It’s no surprise, given both the time lapse and the fluid nature of the project, that these recordings differ sonically from the 1980s material. 1992 finds Saâda Bonaire folding new influences from the time (house, hip-hop, rap) into their eclectic sonic universe. Vocalist Andrea Ebert’s soulful voice –the result of a church choir background and an early love of American soul and jazz music– offset Stephanie Lange’s laidback, more German-sounding vocals. This unique interplay bolstered the band’s new direction - evident in their inspired takes on James Brown’s “Woman” and Syreeta Wright and Stevie Wonder’s “To Know You Is To Love You”. The American influence was also made literal via contributions by renowned DJ Matthias Heillbronn and rapper Jimmy Lee Patterson, both of whom lent some stardust to the tracks at François Kevorkian’s Axis Studios in NYC.

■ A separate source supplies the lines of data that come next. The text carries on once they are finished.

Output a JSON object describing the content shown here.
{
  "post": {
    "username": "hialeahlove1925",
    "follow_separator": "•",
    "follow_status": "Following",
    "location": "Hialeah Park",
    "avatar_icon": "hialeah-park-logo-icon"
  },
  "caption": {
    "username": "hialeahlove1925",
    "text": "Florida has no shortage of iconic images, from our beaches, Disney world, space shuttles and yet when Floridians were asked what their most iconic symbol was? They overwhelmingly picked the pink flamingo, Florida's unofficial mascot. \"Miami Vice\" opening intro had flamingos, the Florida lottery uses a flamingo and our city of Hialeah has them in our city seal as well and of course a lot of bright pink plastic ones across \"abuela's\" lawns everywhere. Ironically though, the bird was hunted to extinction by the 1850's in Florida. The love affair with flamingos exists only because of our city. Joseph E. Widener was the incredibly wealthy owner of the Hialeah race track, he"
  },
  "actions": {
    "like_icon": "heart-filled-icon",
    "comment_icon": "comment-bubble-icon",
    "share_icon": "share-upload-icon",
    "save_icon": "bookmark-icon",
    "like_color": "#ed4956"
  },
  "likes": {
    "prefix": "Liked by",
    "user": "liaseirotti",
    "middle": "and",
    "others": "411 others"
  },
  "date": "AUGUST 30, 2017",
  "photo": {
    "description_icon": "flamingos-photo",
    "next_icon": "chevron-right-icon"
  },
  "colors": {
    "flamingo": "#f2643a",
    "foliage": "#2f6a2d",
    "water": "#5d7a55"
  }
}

Unfortunately, the demo recordings were considered too bizarre for 1990s record label standards, and as a result were never published. As with all things Saâda Bonaire, the discovery of these discarded recordings feels like a sort of magical impossibility. It’s been nearly ten years since the release of the last compilation, and thirty since the recordings were originally captured. That they still manage to sound fresh and avant garde is a testament to Saâda Bonaire’s flair for creating pop music for past, present, and future outsiders.